Scientific American 13, 18.12.1847
For the Scientific American.
For a long period it had been considered impossible to dye a black, either on cotton or wool, without iron or copper for a basis, or mordaunt. Recent discoveries, however, have brought to light a better method of dyeing black than by any of the old plans, by using the bichromate of potash as a mordaunt, in place of the sulphates of iron or copper.

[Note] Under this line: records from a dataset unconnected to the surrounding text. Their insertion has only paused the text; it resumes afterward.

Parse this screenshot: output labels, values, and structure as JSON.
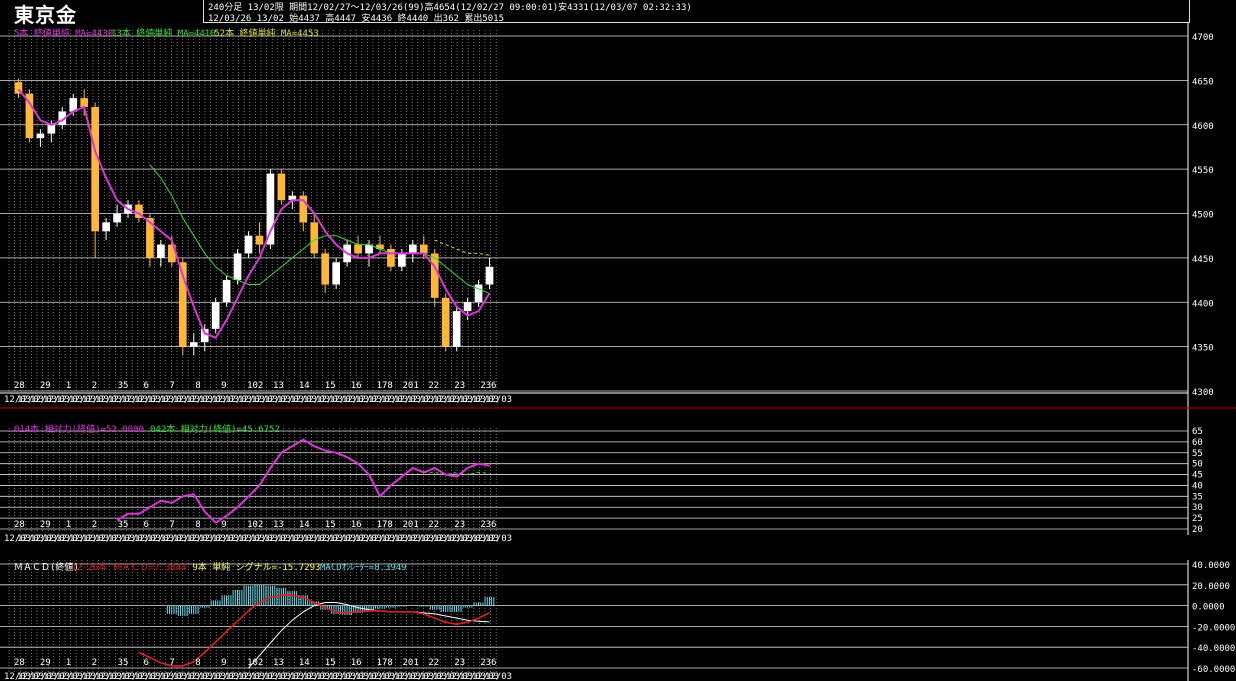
{
  "app": {
    "title": "東京金"
  },
  "info": {
    "line1": "240分足 13/02限 期間12/02/27〜12/03/26(99)高4654(12/02/27 09:00:01)安4331(12/03/07 02:32:33)",
    "line2": "12/03/26 13/02 始4437 高4447 安4436 終4440 出362 累出5015"
  },
  "colors": {
    "up": "#ffffff",
    "down": "#ffb833",
    "ma5": "#dd33dd",
    "ma13": "#33dd33",
    "ma52": "#dddd33",
    "rsi14": "#dd33dd",
    "rsi42": "#33dd33",
    "macd": "#dd2222",
    "signal": "#ffffff",
    "hist": "#66ddee",
    "separator": "#cc0000"
  },
  "price_panel": {
    "legend": [
      {
        "text": "5本 終値単純 MA=4430",
        "color": "#dd33dd"
      },
      {
        "text": "13本 終値単純 MA=4410",
        "color": "#33dd33"
      },
      {
        "text": "52本 終値単純 MA=4453",
        "color": "#dddd33"
      }
    ],
    "y_labels": [
      "4700",
      "4650",
      "4600",
      "4550",
      "4500",
      "4450",
      "4400",
      "4350",
      "4300"
    ]
  },
  "rsi_panel": {
    "legend": [
      {
        "text": "014本 相対力(終値)=52.0080",
        "color": "#dd33dd"
      },
      {
        "text": "042本 相対力(終値)=45.6752",
        "color": "#33dd33"
      }
    ],
    "y_labels": [
      "65",
      "60",
      "55",
      "50",
      "45",
      "40",
      "35",
      "30",
      "25",
      "20"
    ]
  },
  "macd_panel": {
    "legend": [
      {
        "text": "ＭＡＣＤ(終値)",
        "color": "#ffffff"
      },
      {
        "text": "12-26本 ＭＡＣＤ=7.3844",
        "color": "#dd2222"
      },
      {
        "text": "9本 単純 シグナル=-15.7293",
        "color": "#ffff66"
      },
      {
        "text": "MACDｵｼﾚｰﾀｰ=8.3949",
        "color": "#66ddee"
      }
    ],
    "y_labels": [
      "40.0000",
      "20.0000",
      "0.0000",
      "-20.0000",
      "-40.0000",
      "-60.0000"
    ]
  },
  "day_labels": [
    "28",
    "29",
    "1",
    "2",
    "35",
    "6",
    "7",
    "8",
    "9",
    "102",
    "13",
    "14",
    "15",
    "16",
    "178",
    "201",
    "22",
    "23",
    "236"
  ],
  "date_strip_text": "12/03",
  "chart_data": [
    {
      "type": "candlestick",
      "ylim": [
        4300,
        4700
      ],
      "bars": [
        [
          4648,
          4652,
          4630,
          4635
        ],
        [
          4635,
          4640,
          4580,
          4585
        ],
        [
          4585,
          4595,
          4575,
          4590
        ],
        [
          4590,
          4605,
          4580,
          4600
        ],
        [
          4600,
          4620,
          4595,
          4615
        ],
        [
          4615,
          4635,
          4610,
          4630
        ],
        [
          4630,
          4640,
          4610,
          4620
        ],
        [
          4620,
          4625,
          4450,
          4480
        ],
        [
          4480,
          4495,
          4470,
          4490
        ],
        [
          4490,
          4510,
          4485,
          4500
        ],
        [
          4500,
          4515,
          4495,
          4510
        ],
        [
          4510,
          4515,
          4490,
          4495
        ],
        [
          4495,
          4500,
          4440,
          4450
        ],
        [
          4450,
          4470,
          4440,
          4465
        ],
        [
          4465,
          4475,
          4440,
          4445
        ],
        [
          4445,
          4450,
          4340,
          4350
        ],
        [
          4350,
          4365,
          4340,
          4355
        ],
        [
          4355,
          4375,
          4345,
          4370
        ],
        [
          4370,
          4405,
          4365,
          4400
        ],
        [
          4400,
          4430,
          4395,
          4425
        ],
        [
          4425,
          4460,
          4420,
          4455
        ],
        [
          4455,
          4480,
          4450,
          4475
        ],
        [
          4475,
          4490,
          4455,
          4465
        ],
        [
          4465,
          4550,
          4460,
          4545
        ],
        [
          4545,
          4550,
          4510,
          4515
        ],
        [
          4515,
          4525,
          4505,
          4520
        ],
        [
          4520,
          4525,
          4480,
          4490
        ],
        [
          4490,
          4500,
          4450,
          4455
        ],
        [
          4455,
          4460,
          4410,
          4420
        ],
        [
          4420,
          4450,
          4415,
          4445
        ],
        [
          4445,
          4470,
          4440,
          4465
        ],
        [
          4465,
          4475,
          4450,
          4455
        ],
        [
          4455,
          4470,
          4440,
          4465
        ],
        [
          4465,
          4475,
          4455,
          4460
        ],
        [
          4460,
          4465,
          4435,
          4440
        ],
        [
          4440,
          4460,
          4435,
          4455
        ],
        [
          4455,
          4470,
          4445,
          4465
        ],
        [
          4465,
          4475,
          4450,
          4455
        ],
        [
          4455,
          4460,
          4395,
          4405
        ],
        [
          4405,
          4410,
          4345,
          4350
        ],
        [
          4350,
          4395,
          4345,
          4390
        ],
        [
          4390,
          4405,
          4380,
          4400
        ],
        [
          4400,
          4425,
          4395,
          4420
        ],
        [
          4420,
          4450,
          4415,
          4440
        ]
      ],
      "ma5": [
        4640,
        4625,
        4605,
        4600,
        4605,
        4615,
        4620,
        4570,
        4540,
        4515,
        4505,
        4500,
        4490,
        4480,
        4470,
        4430,
        4395,
        4365,
        4360,
        4380,
        4405,
        4430,
        4450,
        4480,
        4505,
        4515,
        4515,
        4500,
        4480,
        4465,
        4455,
        4450,
        4450,
        4455,
        4455,
        4455,
        4455,
        4455,
        4440,
        4415,
        4395,
        4385,
        4390,
        4410
      ],
      "ma13": [
        null,
        null,
        null,
        null,
        null,
        null,
        null,
        null,
        null,
        null,
        null,
        null,
        4555,
        4540,
        4520,
        4495,
        4475,
        4455,
        4440,
        4430,
        4425,
        4420,
        4420,
        4430,
        4440,
        4450,
        4460,
        4470,
        4475,
        4475,
        4470,
        4465,
        4465,
        4460,
        4455,
        4455,
        4455,
        4455,
        4450,
        4440,
        4430,
        4420,
        4415,
        4410
      ],
      "ma52_tail": [
        4470,
        4465,
        4460,
        4455,
        4455,
        4453
      ]
    },
    {
      "type": "line",
      "ylim": [
        20,
        65
      ],
      "rsi14": [
        null,
        null,
        null,
        null,
        null,
        null,
        null,
        null,
        null,
        24,
        27,
        27,
        30,
        33,
        32,
        35,
        36,
        28,
        23,
        26,
        30,
        35,
        40,
        48,
        55,
        58,
        61,
        58,
        56,
        55,
        53,
        50,
        45,
        35,
        40,
        44,
        48,
        46,
        48,
        45,
        44,
        48,
        50,
        49
      ],
      "rsi42_tail": [
        46,
        46,
        45,
        46,
        45,
        46,
        45.6
      ]
    },
    {
      "type": "line+histogram",
      "ylim": [
        -60,
        40
      ],
      "macd": [
        null,
        null,
        null,
        null,
        null,
        null,
        null,
        null,
        null,
        null,
        null,
        -45,
        -50,
        -55,
        -58,
        -58,
        -54,
        -45,
        -35,
        -25,
        -15,
        -5,
        3,
        8,
        10,
        10,
        8,
        3,
        -2,
        -6,
        -7,
        -6,
        -5,
        -5,
        -6,
        -6,
        -6,
        -8,
        -12,
        -16,
        -18,
        -16,
        -12,
        -7
      ],
      "signal": [
        null,
        null,
        null,
        null,
        null,
        null,
        null,
        null,
        null,
        null,
        null,
        null,
        null,
        null,
        null,
        null,
        null,
        null,
        null,
        null,
        null,
        -60,
        -48,
        -36,
        -24,
        -14,
        -6,
        0,
        3,
        3,
        1,
        -2,
        -4,
        -5,
        -6,
        -6,
        -6,
        -7,
        -8,
        -10,
        -12,
        -14,
        -15,
        -15.7
      ],
      "hist": [
        0,
        0,
        0,
        0,
        0,
        0,
        0,
        0,
        0,
        0,
        0,
        0,
        0,
        0,
        -8,
        -10,
        -8,
        -2,
        5,
        10,
        15,
        19,
        20,
        19,
        17,
        14,
        10,
        4,
        -4,
        -8,
        -9,
        -7,
        -5,
        -3,
        -2,
        -1,
        0,
        -1,
        -4,
        -6,
        -6,
        -2,
        3,
        8.4
      ]
    }
  ]
}
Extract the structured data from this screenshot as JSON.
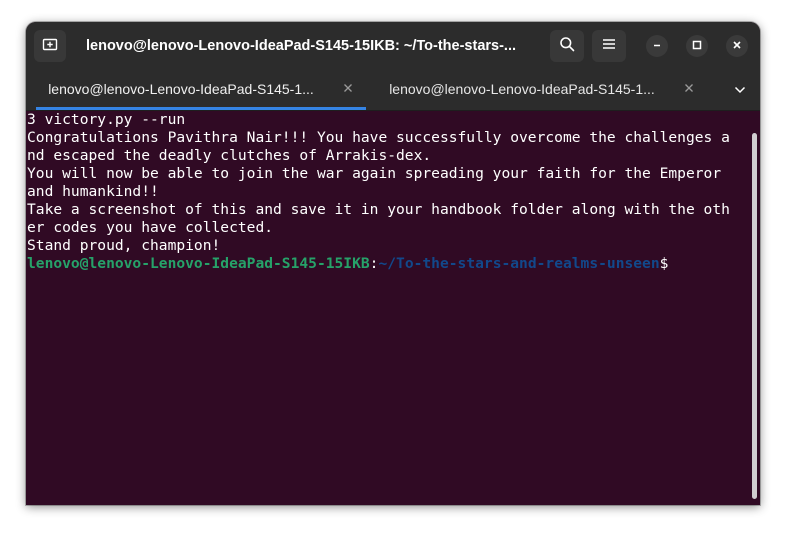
{
  "window": {
    "title": "lenovo@lenovo-Lenovo-IdeaPad-S145-15IKB: ~/To-the-stars-...",
    "background": "#300a24"
  },
  "titlebar": {
    "icons": {
      "new_tab": "new-tab-icon",
      "search": "search-icon",
      "menu": "hamburger-menu-icon",
      "minimize": "minimize-icon",
      "maximize": "maximize-icon",
      "close": "close-icon"
    }
  },
  "tabs": [
    {
      "label": "lenovo@lenovo-Lenovo-IdeaPad-S145-1...",
      "active": true
    },
    {
      "label": "lenovo@lenovo-Lenovo-IdeaPad-S145-1...",
      "active": false
    }
  ],
  "tab_menu_icon": "chevron-down-icon",
  "terminal": {
    "lines": [
      "3 victory.py --run",
      "Congratulations Pavithra Nair!!! You have successfully overcome the challenges a",
      "nd escaped the deadly clutches of Arrakis-dex.",
      "You will now be able to join the war again spreading your faith for the Emperor",
      "and humankind!!",
      "Take a screenshot of this and save it in your handbook folder along with the oth",
      "er codes you have collected.",
      "Stand proud, champion!"
    ],
    "prompt": {
      "user_host": "lenovo@lenovo-Lenovo-IdeaPad-S145-15IKB",
      "colon": ":",
      "path": "~/To-the-stars-and-realms-unseen",
      "symbol": "$"
    }
  },
  "colors": {
    "terminal_bg": "#300a24",
    "prompt_user": "#26a269",
    "prompt_path": "#12488b",
    "accent": "#3584e4"
  }
}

For a hundred pounds of clean white woollen yarn, use 3 lbs. of tartar, 3 of alum and 4 of bichromate of potash. Boil the yarn in this one hour, handling well, (cloth as well as yarn,) then take it out, wash and boil it one hour more in the liquor of 20 lbs. of logwood, when it will come out a most beautiful black. The bluer the shade that is wanted, the less chrome is used. The goods must be white, or some light color to make good black by this process. This color is not known to a great many practical dyers. It avoids that oxidising corrosiveness which weakens and impairs the strenght of fibre in those goods dyed with solutions of iron.